Activity — Print all the records below exactly as they stand, but leave out the pictures.

Data shown —
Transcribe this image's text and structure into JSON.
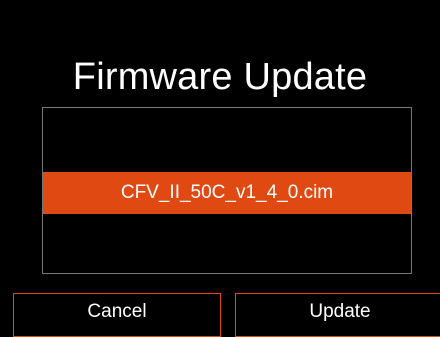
{
  "dialog": {
    "title": "Firmware Update"
  },
  "file_list": {
    "items": [
      {
        "name": "CFV_II_50C_v1_4_0.cim",
        "selected": true
      }
    ]
  },
  "buttons": {
    "cancel_label": "Cancel",
    "update_label": "Update"
  },
  "colors": {
    "background": "#000000",
    "accent": "#e04a12",
    "text": "#ffffff",
    "list_border": "#777777"
  }
}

Answer to this task —
Transcribe this image's text and structure into JSON.
{
  "dialog": {
    "title": "Firmware Update"
  },
  "file_list": {
    "items": [
      {
        "name": "CFV_II_50C_v1_4_0.cim",
        "selected": true
      }
    ]
  },
  "buttons": {
    "cancel_label": "Cancel",
    "update_label": "Update"
  },
  "colors": {
    "background": "#000000",
    "accent": "#e04a12",
    "text": "#ffffff",
    "list_border": "#777777"
  }
}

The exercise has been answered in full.